AIM OF THE TASK:
A single number is required: how many lines in the records below contain "children".

########

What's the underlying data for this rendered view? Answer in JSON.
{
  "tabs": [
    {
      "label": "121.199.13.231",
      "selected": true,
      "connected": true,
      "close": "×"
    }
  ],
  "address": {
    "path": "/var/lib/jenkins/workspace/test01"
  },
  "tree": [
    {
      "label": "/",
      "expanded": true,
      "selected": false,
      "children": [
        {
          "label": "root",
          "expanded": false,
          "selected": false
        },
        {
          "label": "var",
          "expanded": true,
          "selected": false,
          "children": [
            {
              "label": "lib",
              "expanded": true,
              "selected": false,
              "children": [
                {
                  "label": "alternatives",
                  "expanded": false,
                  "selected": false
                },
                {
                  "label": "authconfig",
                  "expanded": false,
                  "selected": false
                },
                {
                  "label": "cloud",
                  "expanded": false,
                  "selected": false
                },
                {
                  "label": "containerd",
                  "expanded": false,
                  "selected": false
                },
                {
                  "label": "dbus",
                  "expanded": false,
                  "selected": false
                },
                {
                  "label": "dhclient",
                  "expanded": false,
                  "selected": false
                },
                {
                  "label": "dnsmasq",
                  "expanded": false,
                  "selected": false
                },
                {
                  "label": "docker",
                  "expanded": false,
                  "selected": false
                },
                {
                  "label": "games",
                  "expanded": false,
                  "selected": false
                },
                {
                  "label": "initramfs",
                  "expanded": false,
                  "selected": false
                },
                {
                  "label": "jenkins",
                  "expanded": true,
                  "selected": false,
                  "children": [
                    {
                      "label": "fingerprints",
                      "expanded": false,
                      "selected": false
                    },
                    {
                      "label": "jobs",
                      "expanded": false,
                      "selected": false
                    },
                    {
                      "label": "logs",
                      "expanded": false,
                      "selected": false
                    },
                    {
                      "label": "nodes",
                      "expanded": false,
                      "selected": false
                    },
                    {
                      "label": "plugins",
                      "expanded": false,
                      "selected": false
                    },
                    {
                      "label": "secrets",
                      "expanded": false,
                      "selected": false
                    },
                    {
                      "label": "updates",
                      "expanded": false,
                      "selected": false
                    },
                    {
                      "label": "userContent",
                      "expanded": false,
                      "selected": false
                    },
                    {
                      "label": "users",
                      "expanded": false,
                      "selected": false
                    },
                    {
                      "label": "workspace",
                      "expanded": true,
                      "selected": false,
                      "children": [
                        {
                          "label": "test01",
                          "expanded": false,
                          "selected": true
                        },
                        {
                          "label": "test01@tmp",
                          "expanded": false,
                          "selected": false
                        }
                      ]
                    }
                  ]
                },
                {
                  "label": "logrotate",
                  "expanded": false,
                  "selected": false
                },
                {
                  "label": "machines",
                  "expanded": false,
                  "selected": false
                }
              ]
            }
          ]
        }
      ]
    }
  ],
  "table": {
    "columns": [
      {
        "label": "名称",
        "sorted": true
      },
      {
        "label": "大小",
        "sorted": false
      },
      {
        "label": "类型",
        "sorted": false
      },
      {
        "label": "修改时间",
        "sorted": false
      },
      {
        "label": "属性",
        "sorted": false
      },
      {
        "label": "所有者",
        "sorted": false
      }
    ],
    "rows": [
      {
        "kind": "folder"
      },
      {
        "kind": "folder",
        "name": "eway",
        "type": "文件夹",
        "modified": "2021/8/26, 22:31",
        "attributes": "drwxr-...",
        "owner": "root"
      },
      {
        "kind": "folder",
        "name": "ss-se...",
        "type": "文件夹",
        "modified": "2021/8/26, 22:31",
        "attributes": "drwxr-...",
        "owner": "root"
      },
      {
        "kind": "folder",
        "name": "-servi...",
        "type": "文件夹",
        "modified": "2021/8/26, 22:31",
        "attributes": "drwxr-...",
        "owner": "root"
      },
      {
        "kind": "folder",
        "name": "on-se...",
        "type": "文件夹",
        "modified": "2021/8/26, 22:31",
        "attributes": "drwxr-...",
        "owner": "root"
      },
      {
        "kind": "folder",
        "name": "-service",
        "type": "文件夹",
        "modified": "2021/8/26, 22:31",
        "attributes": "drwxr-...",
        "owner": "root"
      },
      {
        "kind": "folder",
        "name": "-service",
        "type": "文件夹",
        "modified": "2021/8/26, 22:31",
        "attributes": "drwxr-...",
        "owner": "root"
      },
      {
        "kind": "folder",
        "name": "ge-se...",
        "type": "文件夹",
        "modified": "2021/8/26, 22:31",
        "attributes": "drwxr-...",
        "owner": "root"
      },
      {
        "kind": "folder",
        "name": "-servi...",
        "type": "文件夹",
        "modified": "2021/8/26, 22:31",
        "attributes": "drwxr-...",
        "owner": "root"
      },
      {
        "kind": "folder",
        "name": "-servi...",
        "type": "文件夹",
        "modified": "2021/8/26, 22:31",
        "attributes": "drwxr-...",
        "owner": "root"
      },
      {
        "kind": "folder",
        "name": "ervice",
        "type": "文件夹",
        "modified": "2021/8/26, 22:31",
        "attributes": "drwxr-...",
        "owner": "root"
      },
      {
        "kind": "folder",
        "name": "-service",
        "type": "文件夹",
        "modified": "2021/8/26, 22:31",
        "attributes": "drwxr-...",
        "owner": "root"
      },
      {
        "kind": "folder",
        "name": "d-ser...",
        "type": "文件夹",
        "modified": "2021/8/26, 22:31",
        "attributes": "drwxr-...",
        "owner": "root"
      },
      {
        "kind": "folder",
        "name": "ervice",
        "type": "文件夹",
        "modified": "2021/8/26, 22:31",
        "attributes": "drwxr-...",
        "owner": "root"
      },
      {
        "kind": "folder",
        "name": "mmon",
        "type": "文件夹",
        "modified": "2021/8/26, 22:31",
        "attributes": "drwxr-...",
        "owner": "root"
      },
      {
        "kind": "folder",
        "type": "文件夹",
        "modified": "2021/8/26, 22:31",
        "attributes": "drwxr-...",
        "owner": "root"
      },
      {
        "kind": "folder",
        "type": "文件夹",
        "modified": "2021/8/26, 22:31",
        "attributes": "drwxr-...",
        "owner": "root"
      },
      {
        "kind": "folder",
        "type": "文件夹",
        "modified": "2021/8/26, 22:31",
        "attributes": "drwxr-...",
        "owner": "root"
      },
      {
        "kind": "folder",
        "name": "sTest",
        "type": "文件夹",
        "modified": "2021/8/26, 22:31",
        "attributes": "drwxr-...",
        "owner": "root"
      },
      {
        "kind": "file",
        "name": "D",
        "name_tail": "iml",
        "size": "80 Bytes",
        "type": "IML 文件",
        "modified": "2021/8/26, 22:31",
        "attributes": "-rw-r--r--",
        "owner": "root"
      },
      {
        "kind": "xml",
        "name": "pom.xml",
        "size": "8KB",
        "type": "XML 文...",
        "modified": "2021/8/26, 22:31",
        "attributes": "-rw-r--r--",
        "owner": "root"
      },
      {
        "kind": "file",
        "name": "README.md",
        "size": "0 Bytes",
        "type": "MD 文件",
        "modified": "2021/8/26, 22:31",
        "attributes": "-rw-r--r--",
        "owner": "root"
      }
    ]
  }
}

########

WRITTEN SOLUTION:
5